**Records for the exercise**
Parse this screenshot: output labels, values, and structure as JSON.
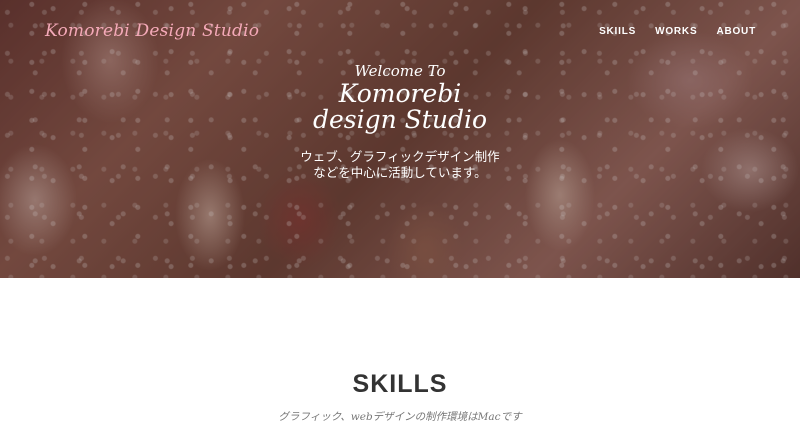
{
  "header": {
    "brand": "Komorebi Design Studio",
    "nav": [
      {
        "label": "SKIILS"
      },
      {
        "label": "WORKS"
      },
      {
        "label": "ABOUT"
      }
    ]
  },
  "hero": {
    "welcome": "Welcome To",
    "title_line1": "Komorebi",
    "title_line2": "design Studio",
    "subtitle_line1": "ウェブ、グラフィックデザイン制作",
    "subtitle_line2": "などを中心に活動しています。"
  },
  "skills": {
    "title": "SKILLS",
    "description": "グラフィック、webデザインの制作環境はMacです"
  },
  "colors": {
    "brand": "#f4a9b8",
    "nav_text": "#ffffff",
    "heading": "#333333",
    "body_text": "#777777"
  }
}
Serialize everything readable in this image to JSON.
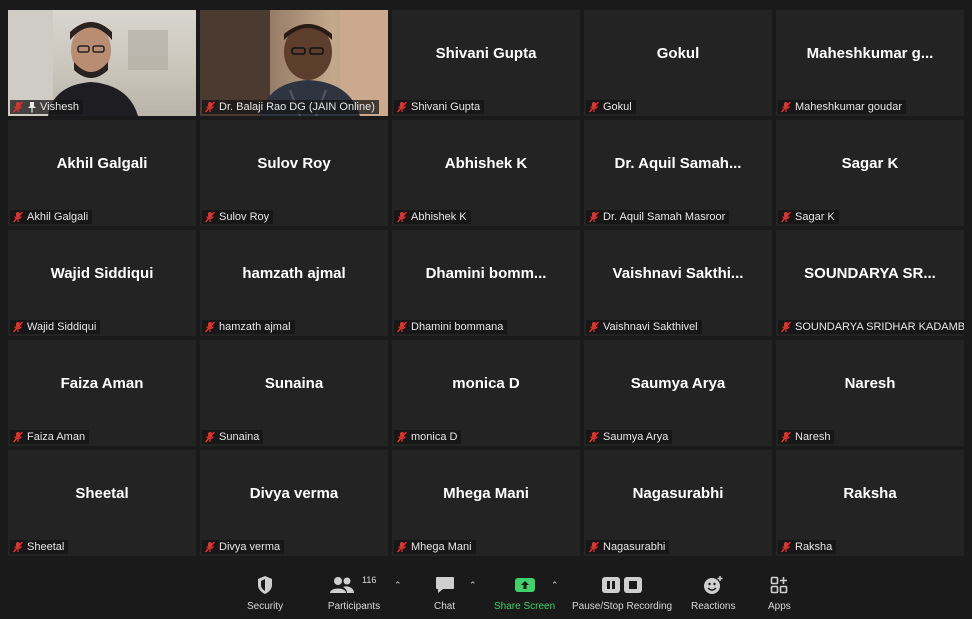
{
  "participants": [
    {
      "name": "Vishesh",
      "display": "",
      "video": true,
      "pinned": true
    },
    {
      "name": "Dr. Balaji Rao DG (JAIN Online)",
      "display": "",
      "video": true,
      "active": true
    },
    {
      "name": "Shivani Gupta",
      "display": "Shivani Gupta"
    },
    {
      "name": "Gokul",
      "display": "Gokul"
    },
    {
      "name": "Maheshkumar goudar",
      "display": "Maheshkumar g..."
    },
    {
      "name": "Akhil Galgali",
      "display": "Akhil Galgali"
    },
    {
      "name": "Sulov Roy",
      "display": "Sulov Roy"
    },
    {
      "name": "Abhishek K",
      "display": "Abhishek K"
    },
    {
      "name": "Dr. Aquil Samah Masroor",
      "display": "Dr. Aquil Samah..."
    },
    {
      "name": "Sagar K",
      "display": "Sagar K"
    },
    {
      "name": "Wajid Siddiqui",
      "display": "Wajid Siddiqui"
    },
    {
      "name": "hamzath ajmal",
      "display": "hamzath ajmal"
    },
    {
      "name": "Dhamini bommana",
      "display": "Dhamini bomm..."
    },
    {
      "name": "Vaishnavi Sakthivel",
      "display": "Vaishnavi Sakthi..."
    },
    {
      "name": "SOUNDARYA SRIDHAR KADAMBI",
      "display": "SOUNDARYA SR..."
    },
    {
      "name": "Faiza Aman",
      "display": "Faiza Aman"
    },
    {
      "name": "Sunaina",
      "display": "Sunaina"
    },
    {
      "name": "monica D",
      "display": "monica D"
    },
    {
      "name": "Saumya Arya",
      "display": "Saumya Arya"
    },
    {
      "name": "Naresh",
      "display": "Naresh"
    },
    {
      "name": "Sheetal",
      "display": "Sheetal"
    },
    {
      "name": "Divya verma",
      "display": "Divya verma"
    },
    {
      "name": "Mhega Mani",
      "display": "Mhega Mani"
    },
    {
      "name": "Nagasurabhi",
      "display": "Nagasurabhi"
    },
    {
      "name": "Raksha",
      "display": "Raksha"
    }
  ],
  "toolbar": {
    "security": "Security",
    "participants": "Participants",
    "participants_count": "116",
    "chat": "Chat",
    "share_screen": "Share Screen",
    "pause_stop_recording": "Pause/Stop Recording",
    "reactions": "Reactions",
    "apps": "Apps"
  },
  "colors": {
    "active_speaker_border": "#d8d46a",
    "share_green": "#3fd16a",
    "mute_red": "#e0312f"
  }
}
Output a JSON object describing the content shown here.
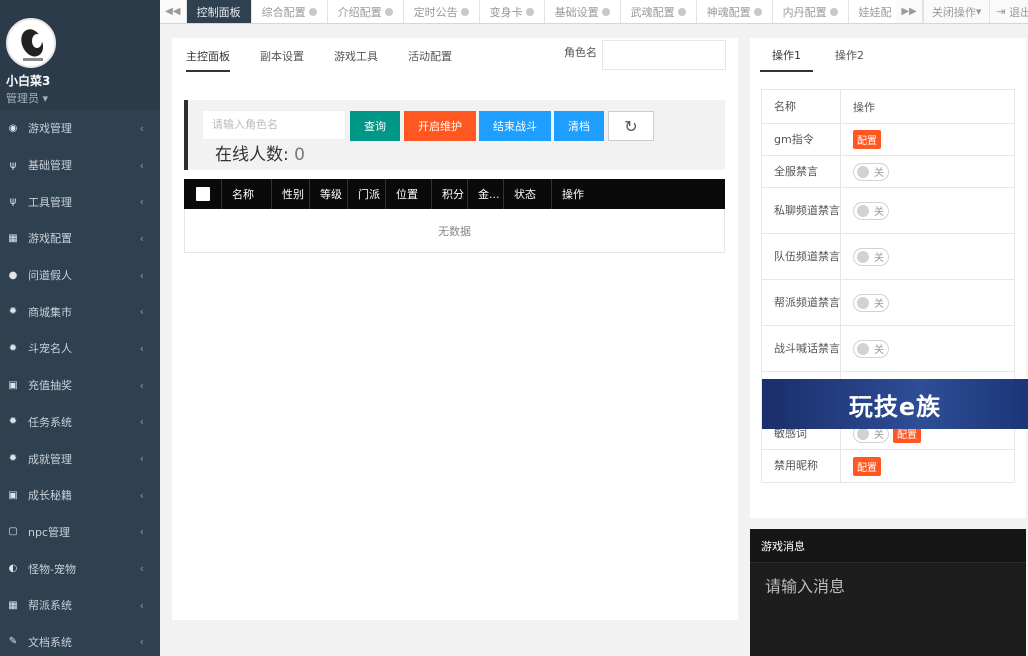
{
  "sidebar": {
    "user": {
      "name": "小白菜3",
      "role": "管理员"
    },
    "items": [
      {
        "label": "游戏管理",
        "icon": "gamepad-icon"
      },
      {
        "label": "基础管理",
        "icon": "fork-knife-icon"
      },
      {
        "label": "工具管理",
        "icon": "fork-knife-icon"
      },
      {
        "label": "游戏配置",
        "icon": "grid-icon"
      },
      {
        "label": "问道假人",
        "icon": "user-icon"
      },
      {
        "label": "商城集市",
        "icon": "gear-icon"
      },
      {
        "label": "斗宠名人",
        "icon": "gear-icon"
      },
      {
        "label": "充值抽奖",
        "icon": "card-icon"
      },
      {
        "label": "任务系统",
        "icon": "gear-icon"
      },
      {
        "label": "成就管理",
        "icon": "gear-icon"
      },
      {
        "label": "成长秘籍",
        "icon": "card-icon"
      },
      {
        "label": "npc管理",
        "icon": "square-icon"
      },
      {
        "label": "怪物-宠物",
        "icon": "half-circle-icon"
      },
      {
        "label": "帮派系统",
        "icon": "grid-icon"
      },
      {
        "label": "文档系统",
        "icon": "book-icon"
      }
    ]
  },
  "topbar": {
    "tabs": [
      {
        "label": "控制面板",
        "active": true,
        "closable": false
      },
      {
        "label": "综合配置",
        "closable": true
      },
      {
        "label": "介绍配置",
        "closable": true
      },
      {
        "label": "定时公告",
        "closable": true
      },
      {
        "label": "变身卡",
        "closable": true
      },
      {
        "label": "基础设置",
        "closable": true
      },
      {
        "label": "武魂配置",
        "closable": true
      },
      {
        "label": "神魂配置",
        "closable": true
      },
      {
        "label": "内丹配置",
        "closable": true
      },
      {
        "label": "娃娃配",
        "closable": false
      }
    ],
    "close_ops": "关闭操作",
    "exit": "退出"
  },
  "main": {
    "subtabs": [
      "主控面板",
      "副本设置",
      "游戏工具",
      "活动配置"
    ],
    "role_label": "角色名",
    "search_placeholder": "请输入角色名",
    "buttons": {
      "query": "查询",
      "maintenance": "开启维护",
      "end_battle": "结束战斗",
      "clear": "清档"
    },
    "online_label": "在线人数:",
    "online_count": "0",
    "columns": [
      "名称",
      "性别",
      "等级",
      "门派",
      "位置",
      "积分",
      "金...",
      "状态",
      "操作"
    ],
    "empty_text": "无数据"
  },
  "right": {
    "tabs": [
      "操作1",
      "操作2"
    ],
    "head": {
      "name": "名称",
      "action": "操作"
    },
    "config_label": "配置",
    "off_label": "关",
    "rows": [
      {
        "name": "gm指令",
        "switch": false,
        "config": true
      },
      {
        "name": "全服禁言",
        "switch": true,
        "config": false
      },
      {
        "name": "私聊频道禁言",
        "switch": true,
        "config": false
      },
      {
        "name": "队伍频道禁言",
        "switch": true,
        "config": false
      },
      {
        "name": "帮派频道禁言",
        "switch": true,
        "config": false
      },
      {
        "name": "战斗喊话禁言",
        "switch": true,
        "config": false
      },
      {
        "name": "",
        "switch": false,
        "config": false
      },
      {
        "name": "敏感词",
        "switch": true,
        "config": true
      },
      {
        "name": "禁用昵称",
        "switch": false,
        "config": true
      }
    ]
  },
  "banner": {
    "text": "玩技e族"
  },
  "message": {
    "title": "游戏消息",
    "placeholder": "请输入消息"
  }
}
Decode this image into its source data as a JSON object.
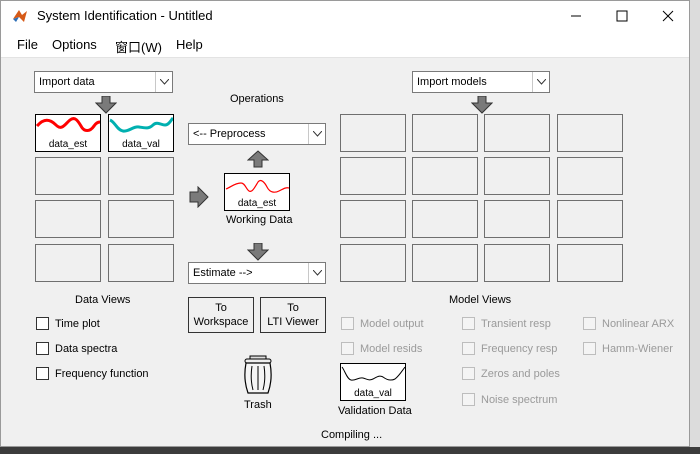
{
  "window": {
    "title": "System Identification - Untitled"
  },
  "menu": {
    "file": "File",
    "options": "Options",
    "window": "窗口(W)",
    "help": "Help"
  },
  "left": {
    "import_data_value": "Import data",
    "data_slots": [
      "data_est",
      "data_val"
    ],
    "data_views_label": "Data Views",
    "views": [
      "Time plot",
      "Data spectra",
      "Frequency function"
    ]
  },
  "center": {
    "operations_label": "Operations",
    "preprocess_value": "<-- Preprocess",
    "working_data_name": "data_est",
    "working_data_label": "Working Data",
    "estimate_value": "Estimate -->",
    "to_workspace": "To\nWorkspace",
    "to_lti": "To\nLTI Viewer",
    "trash_label": "Trash"
  },
  "right": {
    "import_models_value": "Import models",
    "model_views_label": "Model Views",
    "views_col1": [
      "Model output",
      "Model resids"
    ],
    "views_col2": [
      "Transient resp",
      "Frequency resp",
      "Zeros and poles",
      "Noise spectrum"
    ],
    "views_col3": [
      "Nonlinear ARX",
      "Hamm-Wiener"
    ],
    "validation_data_name": "data_val",
    "validation_data_label": "Validation Data"
  },
  "status": {
    "text": "Compiling ..."
  },
  "colors": {
    "data_est": "#ff0000",
    "data_val": "#00b0b0"
  },
  "icons": {
    "app": "matlab-icon",
    "minimize": "minimize-icon",
    "maximize": "maximize-icon",
    "close": "close-icon"
  }
}
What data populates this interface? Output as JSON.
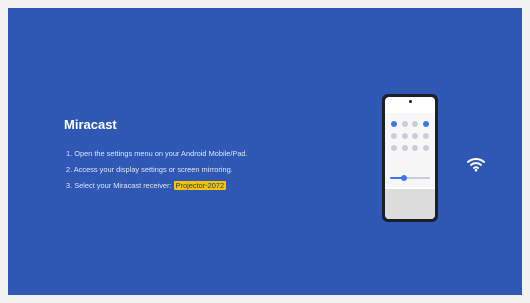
{
  "miracast": {
    "title": "Miracast",
    "steps": [
      "1. Open the settings menu on your Android Mobile/Pad.",
      "2. Access your display settings or screen mirroring.",
      "3. Select your Miracast receiver: "
    ],
    "receiver_name": "Projector-2072",
    "colors": {
      "background": "#2f58b4",
      "highlight": "#f5c400"
    },
    "icons": [
      "wifi-icon",
      "phone-illustration"
    ],
    "phone": {
      "brightness_level": 0.35
    }
  }
}
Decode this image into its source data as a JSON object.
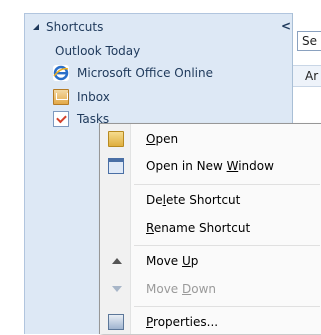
{
  "nav": {
    "header": "Shortcuts",
    "collapse_glyph": "<",
    "items": [
      {
        "label": "Outlook Today",
        "icon": null
      },
      {
        "label": "Microsoft Office Online",
        "icon": "internet-explorer-icon"
      },
      {
        "label": "Inbox",
        "icon": "inbox-icon"
      },
      {
        "label": "Tasks",
        "icon": "tasks-icon"
      }
    ]
  },
  "right_pane": {
    "box1_text": "Se",
    "box2_text": "Ar"
  },
  "context_menu": {
    "open": {
      "pre": "",
      "key": "O",
      "post": "pen"
    },
    "open_new_window": {
      "pre": "Open in New ",
      "key": "W",
      "post": "indow"
    },
    "delete_shortcut": {
      "pre": "De",
      "key": "l",
      "post": "ete Shortcut"
    },
    "rename_shortcut": {
      "pre": "",
      "key": "R",
      "post": "ename Shortcut"
    },
    "move_up": {
      "pre": "Move ",
      "key": "U",
      "post": "p"
    },
    "move_down": {
      "pre": "Move ",
      "key": "D",
      "post": "own"
    },
    "properties": {
      "pre": "",
      "key": "P",
      "post": "roperties..."
    }
  },
  "colors": {
    "nav_bg": "#dde8f5",
    "nav_text": "#1e395b",
    "menu_bg": "#fafafa",
    "disabled_text": "#9a9a9a"
  }
}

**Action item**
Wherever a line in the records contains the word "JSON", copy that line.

**The answer**
Parse this screenshot: output labels, values, and structure as JSON.
Serialize everything readable in this image to JSON.
Output a JSON object describing the content shown here.
Decode this image into its source data as a JSON object.
What data populates this interface? Output as JSON.
Decode this image into its source data as a JSON object.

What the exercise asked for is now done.